Wool

Fabrics made in pure wool are a beautiful but expensive option when you are making your own clothes. If you can afford it, however, they look and feel fabulous and also last for ages.

Woollens and worsteds

Wool fabrics are made from yarn spun from the fleece of the sheep. In spite of the huge range of wool fabrics available, there are only two basic types of yarn — woollen and worsted. The distinction arises from the length of the wool fibres in the fleece.

Woollens Short fibres are slackly twisted into woollen yarns and then loosely woven into woollen fabrics, like tweeds.

 

 They are:

  • Soft and fuzzy, thick and warm.
  • Unlikely to develop a shine.
  • Not good at holding a crease, so they are better for more casual and unstructured designs.
  • Liable to pill, matt and soil.
  • Less expensive than worsteds.

 

Worsteds Long fibres are combed to straighten them and remove shorter fibres before being spun into tightly wound, worsted yarns for weaving closely woven, worsted fabrics, such as gabardine. They are:

 

  • Smooth and fine, firm and springy.
  • Not as warm as woollens.
  • Harder wearing than woollens.
  • Good at holding a sharp crease, so suitable for tailored garments.
  • Less likely to become misshapen.

Liable to become shiny if pressed incorrectly.  

Choosing a pattern

• Given the great variation in wool fabrics, carefully check the weight, drape and weave of a woollen or worsted to make sure that it is suitable for your pattern.

• For fabrics with a nap, such as flannel, and patterned fabrics, such as tartans and stripes, make sure that you buy a pattern which has a 'with nap cutting layout

 

Types of wool

Wool fibres are sometimes mixed with man-made fibres to cut costs, or they are blended with luxury natural fibres, such as alpaca or silk, to alter their drape and texture. Assess the suitability of these blends in the same way as you would pure wool fabrics.

Woollen fabrics Soft, medium-weight woollen fabrics are available in a wide range of plain colours and woven stripes, checks or tartans.

Flannel A warm woollen or worsted fabric with a soft, napped face and a flat back, flannel has either a plain or twill weave. When making up flannel, you need to follow 'with nap layouts on your pattern instructions, taking care to cut out all the pattern pieces with the nap facing in the same direction.

Wool worsteds Light to medium weight fabrics, with a hard, smooth surface, generally without a nap. Gabardine, serge and barathea, as well as men's suiting, fall into this category.

Wool crepe Light to medium weight crepe-woven worsted fabric, with a matt, crinkled surface, wool crepe is springy to handle but easy to sew, even though it frays easily. .When pressing it can also shrink.

 Barathea A fine, smooth, springy fabric with a broken rib pattern on the right side of the fabric, barathea is generally used for skirts, jackets and men's suits. Choose simple styles and use a 'with nap layout to avoid shading.

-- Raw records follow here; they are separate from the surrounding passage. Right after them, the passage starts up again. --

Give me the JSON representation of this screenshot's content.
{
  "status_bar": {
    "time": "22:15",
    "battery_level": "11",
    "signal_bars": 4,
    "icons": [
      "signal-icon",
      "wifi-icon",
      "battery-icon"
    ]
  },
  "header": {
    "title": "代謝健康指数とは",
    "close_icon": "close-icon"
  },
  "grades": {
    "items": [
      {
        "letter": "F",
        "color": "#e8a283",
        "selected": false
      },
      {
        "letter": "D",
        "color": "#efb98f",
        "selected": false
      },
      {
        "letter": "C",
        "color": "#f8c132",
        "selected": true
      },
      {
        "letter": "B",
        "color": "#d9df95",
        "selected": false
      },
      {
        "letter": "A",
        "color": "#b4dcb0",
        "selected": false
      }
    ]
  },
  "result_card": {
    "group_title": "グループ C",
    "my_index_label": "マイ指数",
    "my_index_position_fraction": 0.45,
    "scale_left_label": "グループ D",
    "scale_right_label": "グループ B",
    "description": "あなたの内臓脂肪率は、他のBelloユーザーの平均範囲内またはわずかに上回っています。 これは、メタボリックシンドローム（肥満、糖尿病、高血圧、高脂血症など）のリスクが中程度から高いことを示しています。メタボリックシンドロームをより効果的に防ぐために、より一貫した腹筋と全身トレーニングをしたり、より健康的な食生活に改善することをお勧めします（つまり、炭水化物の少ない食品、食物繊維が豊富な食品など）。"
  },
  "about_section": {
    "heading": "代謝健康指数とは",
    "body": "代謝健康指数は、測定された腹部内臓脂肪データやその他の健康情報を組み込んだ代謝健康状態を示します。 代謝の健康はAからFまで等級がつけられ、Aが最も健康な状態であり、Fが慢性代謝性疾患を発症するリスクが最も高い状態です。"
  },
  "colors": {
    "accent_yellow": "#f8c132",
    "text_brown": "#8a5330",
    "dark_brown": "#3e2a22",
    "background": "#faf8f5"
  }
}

 Gabardine A firm fabric with a twill weave, giving a strong, diagonal rib. Hardwearing wool gabardine is suitable for crisply tailored suits and skirts.

Serge traditionally made from worsted yarn; serge is a hardwearing fabric with a close twill weave that is heavier in weight than gabardine. It is now made in a variety of manmade fibres as well.

Washable or Cool Wools To produce wool fabrics that you can wash without shrinking, the fibres are descaled, or chemically treated to seal the scales, before they are spun into yarns. This also reduces the insulating properties of the fabrics woven from them, hence the term Cool Wool. These fabrics are popular for making tailored spring and summer garments.  

Stitching tips

Woollen fabrics are amongst the easiest of all fabrics to sew. Heavily textured wools can be difficult to work with as they fray, the textured surface hides slightly uneven stitching well.

Seams

Choose from a plain seam, with or without topstitched details or a welt seam. Test your chosen needle size and stitch length on a scrap of the fabric first, and change if necessary.  Prevent fraying by finishing the seam edges before making up the garment.

Neatening seam edges On closely woven fabrics, machine close to the raw edges of seams and machine zigzag stitch or overlook them. Bind the edges of loosely woven fabrics with lightweight bias binding.

 

Reducing bulk

Grade seams to reduce bulk before pressing, especially in collars, jacket edges and waistbands.

Opening darts Slash darts open to 6mm (1/4in) from the point. Over lock the raw edges. Trim wide darts to 12mm (1/2in).

 

Hems

Press skirts and trousers and let them hang for 24 hours before marking and turning up hems. Use a single fold hem, as a double fold is too bulky.

 

Adding interfacing For a smart finish on coats and jackets cut a strip of interfacing slightly wider than the hem. Fuse or stitch interfacing to the hem, positioning one cut edge just beyond the fold. Hand stitch hem in usual way.